**Goal of the exercise**
In the material below, find every line with "variabel" and pull it out.

======== Data for this task ========

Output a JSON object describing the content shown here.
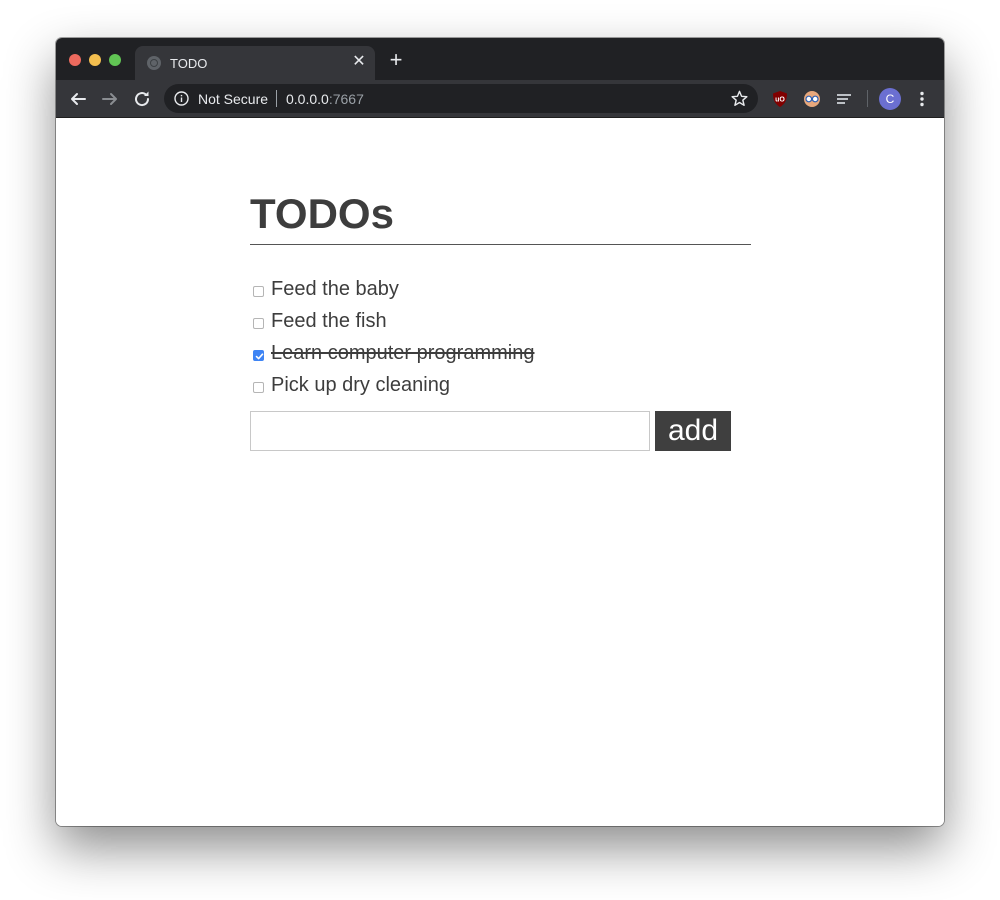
{
  "browser": {
    "tab": {
      "title": "TODO",
      "close_glyph": "✕",
      "favicon": "globe-icon"
    },
    "new_tab_glyph": "+",
    "toolbar": {
      "back_icon": "arrow-left-icon",
      "forward_icon": "arrow-right-icon",
      "reload_icon": "reload-icon",
      "security_label": "Not Secure",
      "url_host": "0.0.0.0",
      "url_port": ":7667",
      "bookmark_icon": "star-icon",
      "extensions": [
        "ublock-origin-icon",
        "glasses-extension-icon",
        "reader-lines-icon"
      ],
      "profile_initial": "C",
      "profile_color": "#6b6fd1",
      "menu_icon": "kebab-menu-icon"
    }
  },
  "page": {
    "heading": "TODOs",
    "todos": [
      {
        "text": "Feed the baby",
        "done": false
      },
      {
        "text": "Feed the fish",
        "done": false
      },
      {
        "text": "Learn computer programming",
        "done": true
      },
      {
        "text": "Pick up dry cleaning",
        "done": false
      }
    ],
    "new_todo_value": "",
    "new_todo_placeholder": "",
    "add_button_label": "add"
  },
  "colors": {
    "titlebar": "#202124",
    "toolbar": "#35363a",
    "checkbox_checked": "#3e84f4",
    "add_button": "#3f3f3f",
    "text": "#3d3d3d"
  }
}
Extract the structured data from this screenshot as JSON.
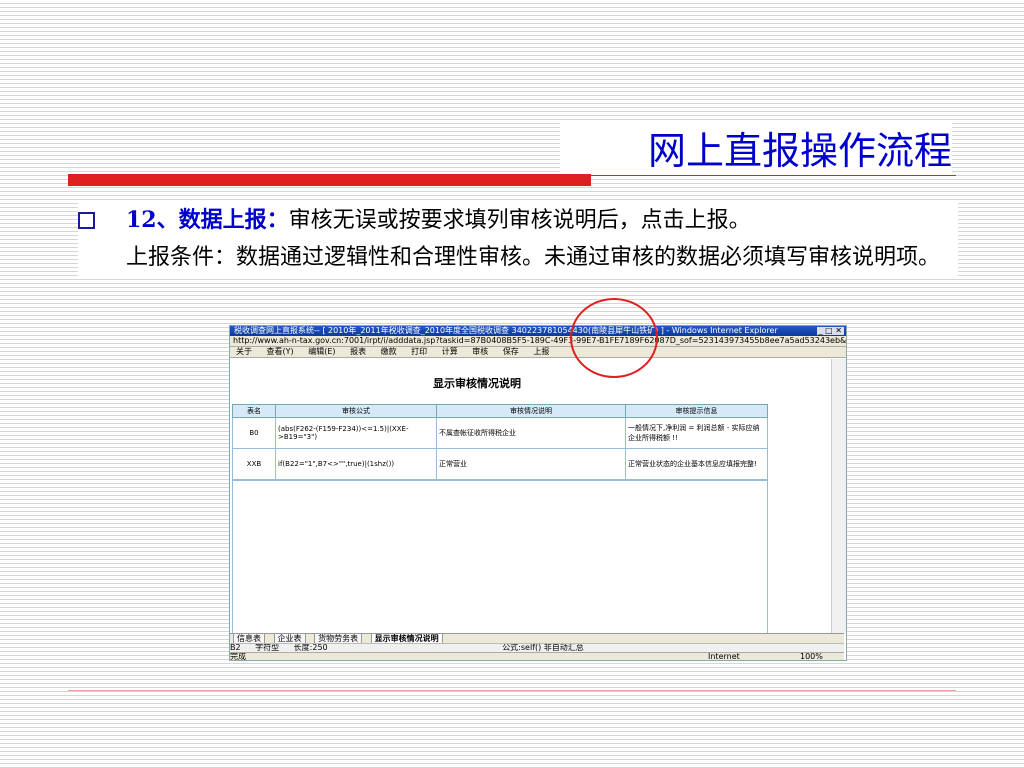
{
  "slide": {
    "title": "网上直报操作流程",
    "step_label": "12、数据上报：",
    "text1": "审核无误或按要求填列审核说明后，点击上报。",
    "text2": "上报条件：数据通过逻辑性和合理性审核。未通过审核的数据必须填写审核说明项。"
  },
  "browser": {
    "title": "税收调查网上直报系统-- [ 2010年_2011年税收调查_2010年度全国税收调查 340223781054430(南陵县犀牛山铁矿) ] - Windows Internet Explorer",
    "net_speed_1": "0KB/S",
    "net_speed_2": "0KB/S",
    "address": "http://www.ah-n-tax.gov.cn:7001/irpt/i/adddata.jsp?taskid=87B0408B5F5-189C-49F3-99E7-B1FE7189F62087D_sof=523143973455b8ee7a5ad53243eb&userid=340223781054430&btype=1",
    "menu": [
      "关于",
      "查看(Y)",
      "编辑(E)",
      "报表",
      "缴款",
      "打印",
      "计算",
      "审核",
      "保存",
      "上报"
    ]
  },
  "report": {
    "title": "显示审核情况说明",
    "headers": [
      "表名",
      "审核公式",
      "审核情况说明",
      "审核提示信息"
    ],
    "rows": [
      {
        "table": "B0",
        "formula": "(abs(F262-(F159-F234))<=1.5)|(XXE->B19=\"3\")",
        "explanation": "不属查帐征收所得税企业",
        "hint": "一般情况下,净利润 = 利润总额 - 实际应纳企业所得税额 !!"
      },
      {
        "table": "XXB",
        "formula": "if(B22=\"1\",B7<>\"\",true)|(1shz())",
        "explanation": "正常营业",
        "hint": "正常营业状态的企业基本信息应填报完整!"
      }
    ]
  },
  "sheets": [
    "信息表",
    "企业表",
    "货物劳务表",
    "显示审核情况说明"
  ],
  "formula_bar": {
    "cell": "B2",
    "type": "字符型",
    "length": "长度:250",
    "formula": "公式:self() 非自动汇总"
  },
  "statusbar": {
    "left": "完成",
    "zone": "Internet",
    "zoom": "100%"
  }
}
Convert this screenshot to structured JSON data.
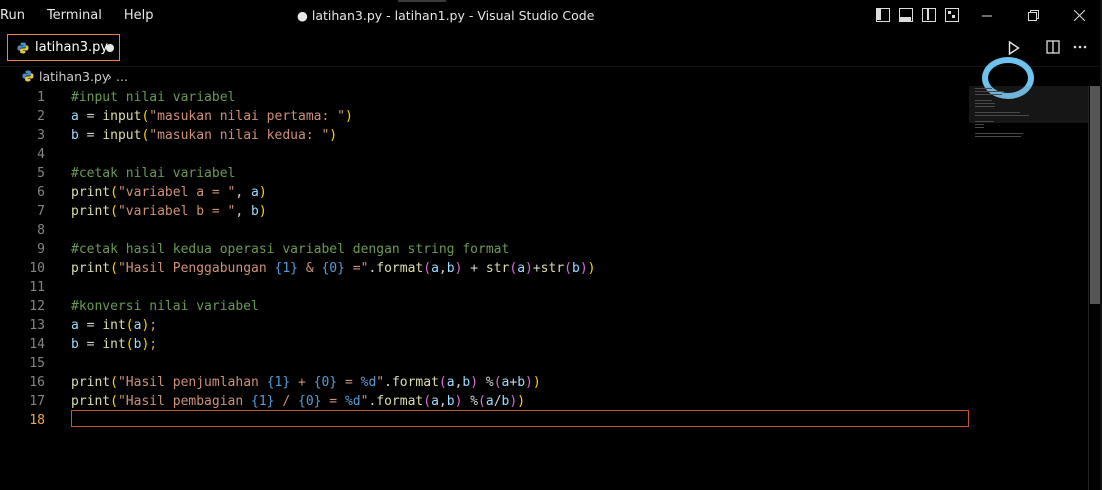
{
  "menu": [
    "Run",
    "Terminal",
    "Help"
  ],
  "window_title": "● latihan3.py - latihan1.py - Visual Studio Code",
  "tab": {
    "label": "latihan3.py"
  },
  "breadcrumb": {
    "file": "latihan3.py",
    "rest": "› ..."
  },
  "colors": {
    "comment": "#6a9955",
    "string": "#ce9178",
    "function": "#dcdcaa",
    "variable": "#9cdcfe",
    "placeholder": "#569cd6",
    "highlight": "#6ec3f0",
    "tab_border": "#e8864a"
  },
  "icons": [
    "python-file-icon",
    "run-python-file-icon",
    "split-editor-icon",
    "more-actions-icon",
    "minimize-icon",
    "restore-icon",
    "close-icon"
  ],
  "editor": {
    "active_line": 18,
    "lines": [
      {
        "n": "1",
        "tokens": [
          [
            "c",
            "#input nilai variabel"
          ]
        ]
      },
      {
        "n": "2",
        "tokens": [
          [
            "v",
            "a"
          ],
          [
            "p",
            " = "
          ],
          [
            "f",
            "input"
          ],
          [
            "b1",
            "("
          ],
          [
            "s",
            "\"masukan nilai pertama: \""
          ],
          [
            "b1",
            ")"
          ]
        ]
      },
      {
        "n": "3",
        "tokens": [
          [
            "v",
            "b"
          ],
          [
            "p",
            " = "
          ],
          [
            "f",
            "input"
          ],
          [
            "b1",
            "("
          ],
          [
            "s",
            "\"masukan nilai kedua: \""
          ],
          [
            "b1",
            ")"
          ]
        ]
      },
      {
        "n": "4",
        "tokens": []
      },
      {
        "n": "5",
        "tokens": [
          [
            "c",
            "#cetak nilai variabel"
          ]
        ]
      },
      {
        "n": "6",
        "tokens": [
          [
            "f",
            "print"
          ],
          [
            "b1",
            "("
          ],
          [
            "s",
            "\"variabel a = \""
          ],
          [
            "p",
            ", "
          ],
          [
            "v",
            "a"
          ],
          [
            "b1",
            ")"
          ]
        ]
      },
      {
        "n": "7",
        "tokens": [
          [
            "f",
            "print"
          ],
          [
            "b1",
            "("
          ],
          [
            "s",
            "\"variabel b = \""
          ],
          [
            "p",
            ", "
          ],
          [
            "v",
            "b"
          ],
          [
            "b1",
            ")"
          ]
        ]
      },
      {
        "n": "8",
        "tokens": []
      },
      {
        "n": "9",
        "tokens": [
          [
            "c",
            "#cetak hasil kedua operasi variabel dengan string format"
          ]
        ]
      },
      {
        "n": "10",
        "tokens": [
          [
            "f",
            "print"
          ],
          [
            "b1",
            "("
          ],
          [
            "s",
            "\"Hasil Penggabungan "
          ],
          [
            "h",
            "{1}"
          ],
          [
            "s",
            " & "
          ],
          [
            "h",
            "{0}"
          ],
          [
            "s",
            " =\""
          ],
          [
            "p",
            "."
          ],
          [
            "f",
            "format"
          ],
          [
            "b2",
            "("
          ],
          [
            "v",
            "a"
          ],
          [
            "p",
            ","
          ],
          [
            "v",
            "b"
          ],
          [
            "b2",
            ")"
          ],
          [
            "p",
            " + "
          ],
          [
            "f",
            "str"
          ],
          [
            "b2",
            "("
          ],
          [
            "v",
            "a"
          ],
          [
            "b2",
            ")"
          ],
          [
            "p",
            "+"
          ],
          [
            "f",
            "str"
          ],
          [
            "b2",
            "("
          ],
          [
            "v",
            "b"
          ],
          [
            "b2",
            ")"
          ],
          [
            "b1",
            ")"
          ]
        ]
      },
      {
        "n": "11",
        "tokens": []
      },
      {
        "n": "12",
        "tokens": [
          [
            "c",
            "#konversi nilai variabel"
          ]
        ]
      },
      {
        "n": "13",
        "tokens": [
          [
            "v",
            "a"
          ],
          [
            "p",
            " = "
          ],
          [
            "f",
            "int"
          ],
          [
            "b1",
            "("
          ],
          [
            "v",
            "a"
          ],
          [
            "b1",
            ")"
          ],
          [
            "s",
            ";"
          ]
        ]
      },
      {
        "n": "14",
        "tokens": [
          [
            "v",
            "b"
          ],
          [
            "p",
            " = "
          ],
          [
            "f",
            "int"
          ],
          [
            "b1",
            "("
          ],
          [
            "v",
            "b"
          ],
          [
            "b1",
            ")"
          ],
          [
            "s",
            ";"
          ]
        ]
      },
      {
        "n": "15",
        "tokens": []
      },
      {
        "n": "16",
        "tokens": [
          [
            "f",
            "print"
          ],
          [
            "b1",
            "("
          ],
          [
            "s",
            "\"Hasil penjumlahan "
          ],
          [
            "h",
            "{1}"
          ],
          [
            "s",
            " + "
          ],
          [
            "h",
            "{0}"
          ],
          [
            "s",
            " = "
          ],
          [
            "h",
            "%d"
          ],
          [
            "s",
            "\""
          ],
          [
            "p",
            "."
          ],
          [
            "f",
            "format"
          ],
          [
            "b2",
            "("
          ],
          [
            "v",
            "a"
          ],
          [
            "p",
            ","
          ],
          [
            "v",
            "b"
          ],
          [
            "b2",
            ")"
          ],
          [
            "p",
            " %"
          ],
          [
            "b2",
            "("
          ],
          [
            "v",
            "a"
          ],
          [
            "p",
            "+"
          ],
          [
            "v",
            "b"
          ],
          [
            "b2",
            ")"
          ],
          [
            "b1",
            ")"
          ]
        ]
      },
      {
        "n": "17",
        "tokens": [
          [
            "f",
            "print"
          ],
          [
            "b1",
            "("
          ],
          [
            "s",
            "\"Hasil pembagian "
          ],
          [
            "h",
            "{1}"
          ],
          [
            "s",
            " / "
          ],
          [
            "h",
            "{0}"
          ],
          [
            "s",
            " = "
          ],
          [
            "h",
            "%d"
          ],
          [
            "s",
            "\""
          ],
          [
            "p",
            "."
          ],
          [
            "f",
            "format"
          ],
          [
            "b2",
            "("
          ],
          [
            "v",
            "a"
          ],
          [
            "p",
            ","
          ],
          [
            "v",
            "b"
          ],
          [
            "b2",
            ")"
          ],
          [
            "p",
            " %"
          ],
          [
            "b2",
            "("
          ],
          [
            "v",
            "a"
          ],
          [
            "p",
            "/"
          ],
          [
            "v",
            "b"
          ],
          [
            "b2",
            ")"
          ],
          [
            "b1",
            ")"
          ]
        ]
      },
      {
        "n": "18",
        "tokens": []
      }
    ]
  }
}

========

**Problem solution**
            "#input nilai variabel"
            "#cetak nilai variabel"
            "\"variabel a = \""
            "\"variabel b = \""
            "#cetak hasil kedua operasi variabel dengan string format"
            "#konversi nilai variabel"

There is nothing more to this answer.